Here’s another item from the archives – a piece by Harry Harrison written for The Humanist magazine in 1961. Harry Harrison’s views on religion are well-known – see his short story “The Streets of Ashkelon,” probably his finest – and he has spoken on the subject many times on conventions panels. What follows is an early article on the topic.
Science Fiction Comes of Age
by Harry Harrison (1961)
Science fiction has become a medium in which the implications of humanism can be freely explored
The recent publication of two books heralds the entry of Science Fiction into the ranks of legitimate literature. Kingsley Amis’s New Maps of Hell (Gollancz) is a sympathetically critical survey of SF by a writer of reputation in literature, criticism, and education. Aspects of Science Fiction (John Murray), edited by G.D. Doherty, is no less than a sturdy stone in the underpinnings of the Institution itself – a grammar school text-book. This coming of age of SF is reminiscent of the acceptance of detective thrillers some years ago, but it is of far greater importance to the humanist.
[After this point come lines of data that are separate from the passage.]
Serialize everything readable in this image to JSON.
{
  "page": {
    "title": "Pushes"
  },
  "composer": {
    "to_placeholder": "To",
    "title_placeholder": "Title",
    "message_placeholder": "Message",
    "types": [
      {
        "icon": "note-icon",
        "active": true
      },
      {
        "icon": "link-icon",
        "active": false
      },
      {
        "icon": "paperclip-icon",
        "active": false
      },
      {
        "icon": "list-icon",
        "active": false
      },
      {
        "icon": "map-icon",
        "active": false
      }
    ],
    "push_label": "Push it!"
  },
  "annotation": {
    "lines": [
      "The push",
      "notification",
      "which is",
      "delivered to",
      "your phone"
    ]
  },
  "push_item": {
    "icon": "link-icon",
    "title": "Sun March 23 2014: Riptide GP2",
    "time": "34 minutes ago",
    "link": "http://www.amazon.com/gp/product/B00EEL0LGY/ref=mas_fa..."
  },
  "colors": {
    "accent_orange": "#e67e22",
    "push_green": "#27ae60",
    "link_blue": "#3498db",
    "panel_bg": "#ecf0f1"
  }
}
The public image of SF has never been a very good one. When the term is mentioned lurid cover magazines and monster-horror films have a tendency to leap instantly to mind. Science fiction was never quite socially acceptable – at least, not until quite recently. Of course the same could be said about humanism. A glimpse beneath the surface of SF reveals that this is not the only thing these two have in common. Many of the advanced philosophies written about in the pages of this journal are already accepted SF conventions. (more…)